Communicate benefits to drive engagement
In addition to helping employers identify and offer new benefits programs and services to educate and engage employees about their benefits, brokers need to help their clients effectively communicate that these resources are available and promote their use. Seventy percent of brokers surveyed in DirectPath’s 2021 Consumer Report said their customers rely heavily on them for communication support, but offering the resources isn’t enough. For example, only 37% of workers use employer resources to learn how to select and use their health plans, leaving the door open to misinformation and misunderstanding that can lead to high costs down the line. So how can brokers help employers do things more efficiently?
Getting employees to take action—to assess their current situation, review their current elections, sign up for their benefits, or read and understand how new regulations will affect them—requires communications that not only inform but change a perception or behavior. This requires a well-thought-out, documented plan outlining who needs to hear what information, when throughout the year, and what channels will be used to convey that information.
It’s always been crucial for employers to deliver benefits information in a variety of formats (making sure everyone gets the information they need in the way that makes the most sense to them increases the chances that they’ll use it ), but the pandemic has taken a non-negotiable omnichannel approach. With many workforces now remote or hybrid as a result of the pandemic, traditional means of employee engagement (e.g. office posters, on-site meetings, information packages left on desks) are much less effective . To engage workers in this new era, brokers should work with employers to integrate digital tools such as virtual benefits fairs, dedicated benefits sites, virtual 1:1 meetings or calls with health educators. benefits, plus texts, emails, and social media posts in their mix. of resources.
And while some employees may prefer to take the materials and learn at their own pace, opportunities to speak one-on-one with benefits experts are invaluable in motivating employees to take action. Many employees won’t be forced to rethink their benefits if they’re just looking at static resources (eg, an email or brochure), but a conversation with someone who can distill that information for them and suggest alternatives might do it.
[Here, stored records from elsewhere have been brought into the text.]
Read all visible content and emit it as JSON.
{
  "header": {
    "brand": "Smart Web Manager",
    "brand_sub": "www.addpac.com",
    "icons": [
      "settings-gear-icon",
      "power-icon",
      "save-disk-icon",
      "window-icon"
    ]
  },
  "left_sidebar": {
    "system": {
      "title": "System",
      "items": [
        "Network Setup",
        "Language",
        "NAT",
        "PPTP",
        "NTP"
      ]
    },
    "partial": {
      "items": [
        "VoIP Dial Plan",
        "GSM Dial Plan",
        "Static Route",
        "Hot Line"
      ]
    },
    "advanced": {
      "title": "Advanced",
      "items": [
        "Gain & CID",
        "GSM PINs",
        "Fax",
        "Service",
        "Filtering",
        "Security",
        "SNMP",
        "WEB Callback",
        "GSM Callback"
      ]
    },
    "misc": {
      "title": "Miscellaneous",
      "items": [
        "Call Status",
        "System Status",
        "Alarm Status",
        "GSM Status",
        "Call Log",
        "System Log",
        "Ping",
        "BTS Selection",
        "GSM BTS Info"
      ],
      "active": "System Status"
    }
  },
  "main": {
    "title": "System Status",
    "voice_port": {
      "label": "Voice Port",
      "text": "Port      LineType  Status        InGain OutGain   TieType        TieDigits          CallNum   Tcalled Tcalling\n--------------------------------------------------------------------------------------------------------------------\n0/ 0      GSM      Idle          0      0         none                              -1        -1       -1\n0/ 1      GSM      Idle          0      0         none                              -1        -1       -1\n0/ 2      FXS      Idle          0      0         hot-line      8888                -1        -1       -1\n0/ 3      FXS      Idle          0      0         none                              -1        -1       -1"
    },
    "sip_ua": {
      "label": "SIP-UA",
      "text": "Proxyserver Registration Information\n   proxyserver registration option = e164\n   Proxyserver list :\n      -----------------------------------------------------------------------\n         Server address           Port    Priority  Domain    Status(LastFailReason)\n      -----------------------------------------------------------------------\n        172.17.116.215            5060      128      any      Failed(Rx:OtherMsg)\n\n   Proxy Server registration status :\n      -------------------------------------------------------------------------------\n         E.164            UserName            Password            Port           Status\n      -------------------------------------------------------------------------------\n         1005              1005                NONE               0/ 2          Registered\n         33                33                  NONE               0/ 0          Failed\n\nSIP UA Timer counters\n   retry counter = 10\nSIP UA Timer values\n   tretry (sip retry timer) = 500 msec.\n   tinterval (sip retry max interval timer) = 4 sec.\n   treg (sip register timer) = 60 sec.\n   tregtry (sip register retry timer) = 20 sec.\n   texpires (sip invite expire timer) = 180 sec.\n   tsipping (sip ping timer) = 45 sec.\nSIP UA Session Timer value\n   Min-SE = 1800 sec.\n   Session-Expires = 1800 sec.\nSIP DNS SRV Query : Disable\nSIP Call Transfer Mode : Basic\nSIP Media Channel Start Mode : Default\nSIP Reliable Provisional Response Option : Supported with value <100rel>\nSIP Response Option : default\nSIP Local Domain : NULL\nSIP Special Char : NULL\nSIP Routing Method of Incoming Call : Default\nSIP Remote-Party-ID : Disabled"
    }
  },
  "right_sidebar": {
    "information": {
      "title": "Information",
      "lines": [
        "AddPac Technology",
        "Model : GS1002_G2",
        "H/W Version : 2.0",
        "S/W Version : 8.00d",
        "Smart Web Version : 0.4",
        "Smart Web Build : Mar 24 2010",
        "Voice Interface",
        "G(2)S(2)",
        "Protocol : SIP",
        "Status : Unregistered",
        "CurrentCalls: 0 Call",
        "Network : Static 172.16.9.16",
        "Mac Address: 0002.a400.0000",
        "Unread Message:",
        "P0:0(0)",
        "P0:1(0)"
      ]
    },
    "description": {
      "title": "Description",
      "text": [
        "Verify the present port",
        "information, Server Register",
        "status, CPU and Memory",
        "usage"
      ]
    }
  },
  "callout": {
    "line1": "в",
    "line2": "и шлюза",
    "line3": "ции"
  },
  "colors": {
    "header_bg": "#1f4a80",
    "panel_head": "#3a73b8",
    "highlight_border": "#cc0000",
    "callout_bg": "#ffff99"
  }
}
The role of brokers has never been more critical in helping employers design benefits strategies that not only reduce costs, but also attract and retain top talent. Whether it’s preventing employees – and, by extension, their employers – from overspending on coverage and care, educating employees on benefits basics, or promoting educational and advocacy resources In an increasingly digital and fragmented work environment, brokers must leverage their expertise and resources to meet the ever-changing needs of their clients.
Kim Bucky is Vice President of Client Services at DirectPath.